Given records Block Start

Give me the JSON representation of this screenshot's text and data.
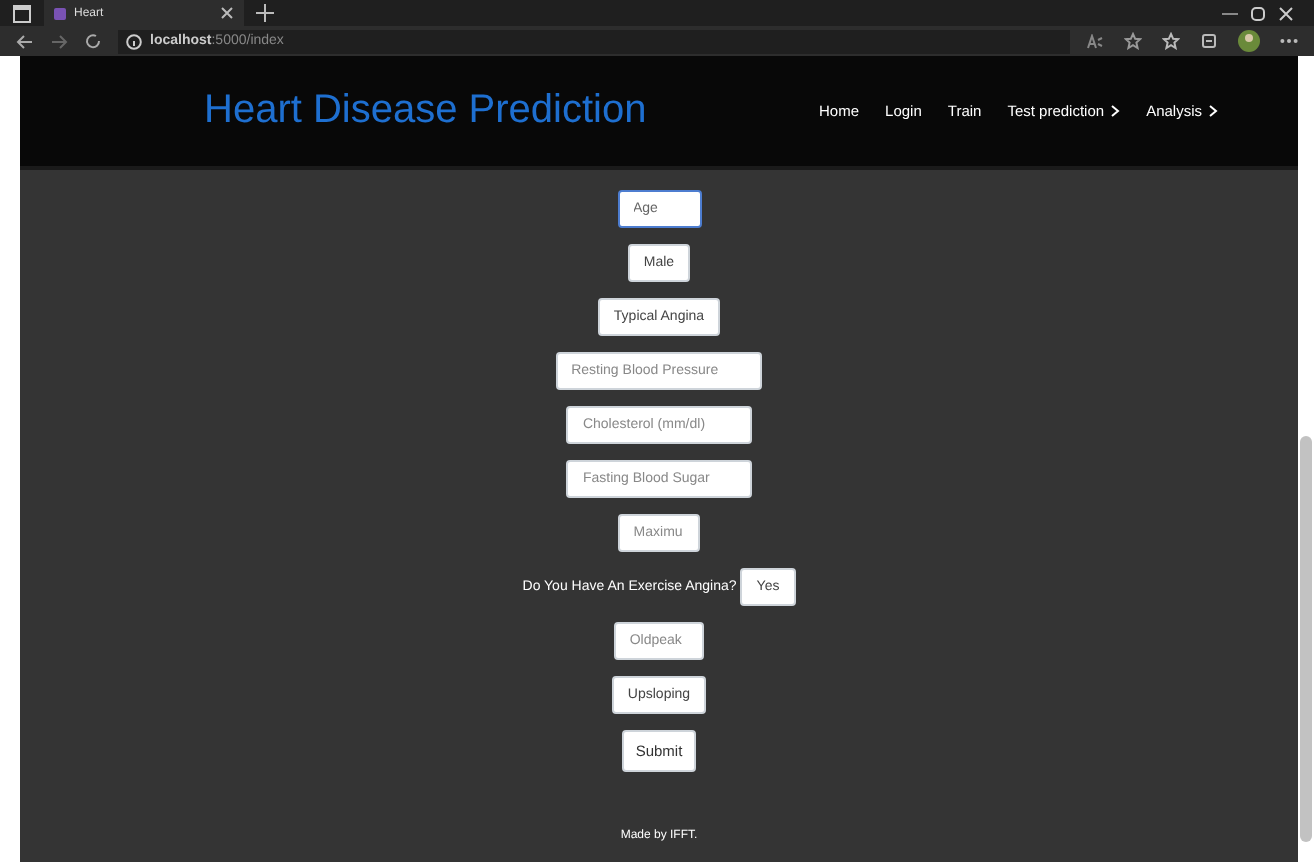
{
  "browser": {
    "tab_title": "Heart",
    "url_host": "localhost",
    "url_path": ":5000/index"
  },
  "navbar": {
    "brand": "Heart Disease Prediction",
    "links": [
      {
        "label": "Home",
        "dropdown": false
      },
      {
        "label": "Login",
        "dropdown": false
      },
      {
        "label": "Train",
        "dropdown": false
      },
      {
        "label": "Test prediction",
        "dropdown": true
      },
      {
        "label": "Analysis",
        "dropdown": true
      }
    ]
  },
  "form": {
    "fields": [
      {
        "kind": "number",
        "placeholder": "Age",
        "focused": true
      },
      {
        "kind": "select",
        "value": "Male"
      },
      {
        "kind": "select",
        "value": "Typical Angina"
      },
      {
        "kind": "text",
        "placeholder": "Resting Blood Pressure"
      },
      {
        "kind": "text",
        "placeholder": "Cholesterol (mm/dl)"
      },
      {
        "kind": "text",
        "placeholder": "Fasting Blood Sugar"
      },
      {
        "kind": "text",
        "placeholder": "Maximu"
      },
      {
        "kind": "select",
        "label": "Do You Have An Exercise Angina?",
        "value": "Yes"
      },
      {
        "kind": "text",
        "placeholder": "Oldpeak"
      },
      {
        "kind": "select",
        "value": "Upsloping"
      }
    ],
    "submit": "Submit"
  },
  "footer": "Made by IFFT."
}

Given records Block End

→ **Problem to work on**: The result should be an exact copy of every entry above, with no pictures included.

→ **Result below**:
Give me the JSON representation of this screenshot's text and data.
{
  "browser": {
    "tab_title": "Heart",
    "url_host": "localhost",
    "url_path": ":5000/index"
  },
  "navbar": {
    "brand": "Heart Disease Prediction",
    "links": [
      {
        "label": "Home",
        "dropdown": false
      },
      {
        "label": "Login",
        "dropdown": false
      },
      {
        "label": "Train",
        "dropdown": false
      },
      {
        "label": "Test prediction",
        "dropdown": true
      },
      {
        "label": "Analysis",
        "dropdown": true
      }
    ]
  },
  "form": {
    "fields": [
      {
        "kind": "number",
        "placeholder": "Age",
        "focused": true
      },
      {
        "kind": "select",
        "value": "Male"
      },
      {
        "kind": "select",
        "value": "Typical Angina"
      },
      {
        "kind": "text",
        "placeholder": "Resting Blood Pressure"
      },
      {
        "kind": "text",
        "placeholder": "Cholesterol (mm/dl)"
      },
      {
        "kind": "text",
        "placeholder": "Fasting Blood Sugar"
      },
      {
        "kind": "text",
        "placeholder": "Maximu"
      },
      {
        "kind": "select",
        "label": "Do You Have An Exercise Angina?",
        "value": "Yes"
      },
      {
        "kind": "text",
        "placeholder": "Oldpeak"
      },
      {
        "kind": "select",
        "value": "Upsloping"
      }
    ],
    "submit": "Submit"
  },
  "footer": "Made by IFFT."
}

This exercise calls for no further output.